We had to spend a night in Ciudad Bolivar, and would leave the following morning. We took a taxi to the casco historico, the old colonial part of the town, built on hills overlooking the Orinoco River, and booked at Posada Don Carlos, a really lovely bed & breakfast located inside a meticulously restored colonial house on a quiet street.
We deposited our bags, had a shower, changed, and then went out to wander the streets of the old town, with camera. Also, we were looking for dinner of some sort, as the Posada doesn’t do lunch or dinner. The rest of these photos are pretty much more colonial streets and houses…
…except for this last one, where we turned a corner at the top of a hill, and I managed to snap a bit of the state’s beautiful bridge, Puente Angostura, before night fell. The great river it spans is The Orinoco, river of legends, songs, explorers, and dreams of centuries.

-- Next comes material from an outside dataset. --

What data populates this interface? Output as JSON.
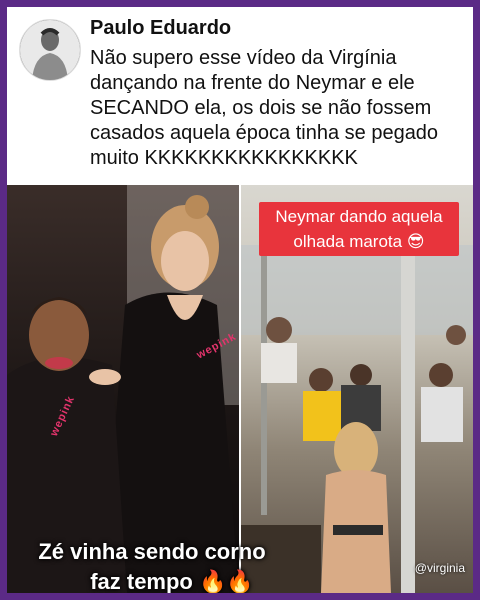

Okay, that’s it for St. George, bet you’re relieved. These posts have been scheduled to post automatically, every few days, because I don’t get an internet connection all that often. By the time you read this post, we will probably have been in Venezuela a couple of weeks. Wish I could post things as they happen, but well, that’s life on a boat, I guess, the news will always be a little bit old by the time I can get it to you.